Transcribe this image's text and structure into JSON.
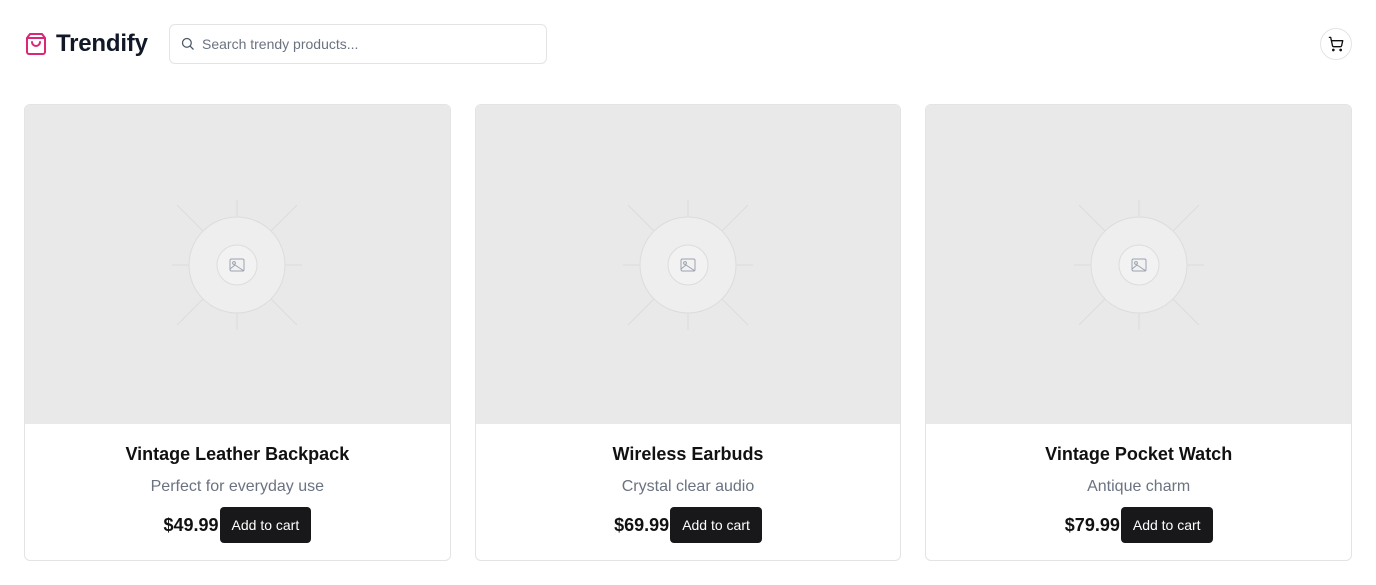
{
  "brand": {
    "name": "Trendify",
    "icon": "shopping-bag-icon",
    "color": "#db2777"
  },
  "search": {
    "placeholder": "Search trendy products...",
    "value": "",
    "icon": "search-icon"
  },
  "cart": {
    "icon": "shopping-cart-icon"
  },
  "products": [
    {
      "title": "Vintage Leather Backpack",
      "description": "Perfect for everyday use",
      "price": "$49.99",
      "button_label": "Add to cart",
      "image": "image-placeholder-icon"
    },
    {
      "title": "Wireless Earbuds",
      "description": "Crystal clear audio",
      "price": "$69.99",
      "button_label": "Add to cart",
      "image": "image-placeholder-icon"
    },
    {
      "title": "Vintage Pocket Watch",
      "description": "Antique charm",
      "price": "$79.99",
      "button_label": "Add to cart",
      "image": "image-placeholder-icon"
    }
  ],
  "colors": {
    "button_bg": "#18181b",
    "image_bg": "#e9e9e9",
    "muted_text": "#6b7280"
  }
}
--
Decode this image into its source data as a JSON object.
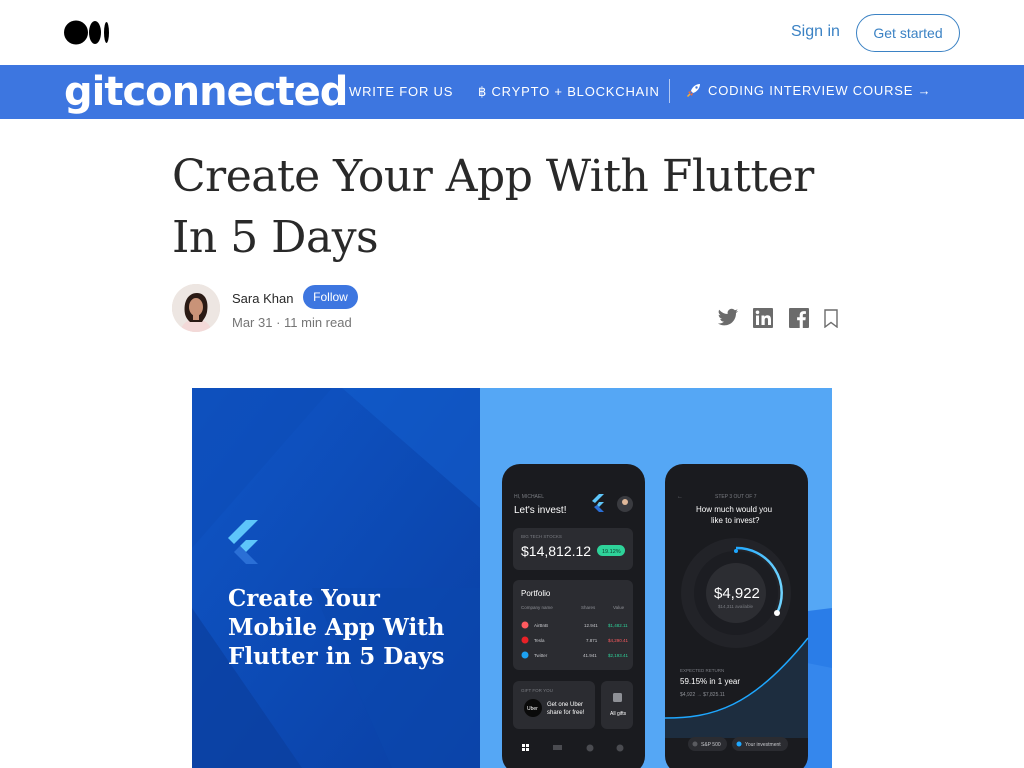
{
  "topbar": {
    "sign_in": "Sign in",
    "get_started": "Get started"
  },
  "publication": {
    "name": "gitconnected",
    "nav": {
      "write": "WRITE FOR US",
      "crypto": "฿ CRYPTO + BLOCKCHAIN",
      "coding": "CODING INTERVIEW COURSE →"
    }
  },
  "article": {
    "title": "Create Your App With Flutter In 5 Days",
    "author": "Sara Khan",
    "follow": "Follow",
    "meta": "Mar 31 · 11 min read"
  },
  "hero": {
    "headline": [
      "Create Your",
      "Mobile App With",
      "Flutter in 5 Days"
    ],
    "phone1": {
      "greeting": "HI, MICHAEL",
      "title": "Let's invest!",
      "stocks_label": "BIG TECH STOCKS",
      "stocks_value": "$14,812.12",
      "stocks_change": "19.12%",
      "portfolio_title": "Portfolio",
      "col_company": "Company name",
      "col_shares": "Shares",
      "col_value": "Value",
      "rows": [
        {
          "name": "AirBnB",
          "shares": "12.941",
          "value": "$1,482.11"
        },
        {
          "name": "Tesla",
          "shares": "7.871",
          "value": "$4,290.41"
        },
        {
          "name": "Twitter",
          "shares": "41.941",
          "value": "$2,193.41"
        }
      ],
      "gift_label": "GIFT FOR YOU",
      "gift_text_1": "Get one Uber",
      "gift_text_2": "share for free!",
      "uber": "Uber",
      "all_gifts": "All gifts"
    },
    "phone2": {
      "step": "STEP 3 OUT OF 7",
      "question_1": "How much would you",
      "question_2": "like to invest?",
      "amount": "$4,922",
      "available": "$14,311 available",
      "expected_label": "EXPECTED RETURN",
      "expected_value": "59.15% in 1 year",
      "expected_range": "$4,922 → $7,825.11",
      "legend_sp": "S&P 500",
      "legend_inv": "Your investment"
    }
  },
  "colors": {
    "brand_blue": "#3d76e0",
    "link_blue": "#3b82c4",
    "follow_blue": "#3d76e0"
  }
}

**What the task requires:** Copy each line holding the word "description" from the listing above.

**Exercise solution:**
      "description": "Perfect for everyday use",
      "description": "Crystal clear audio",
      "description": "Antique charm",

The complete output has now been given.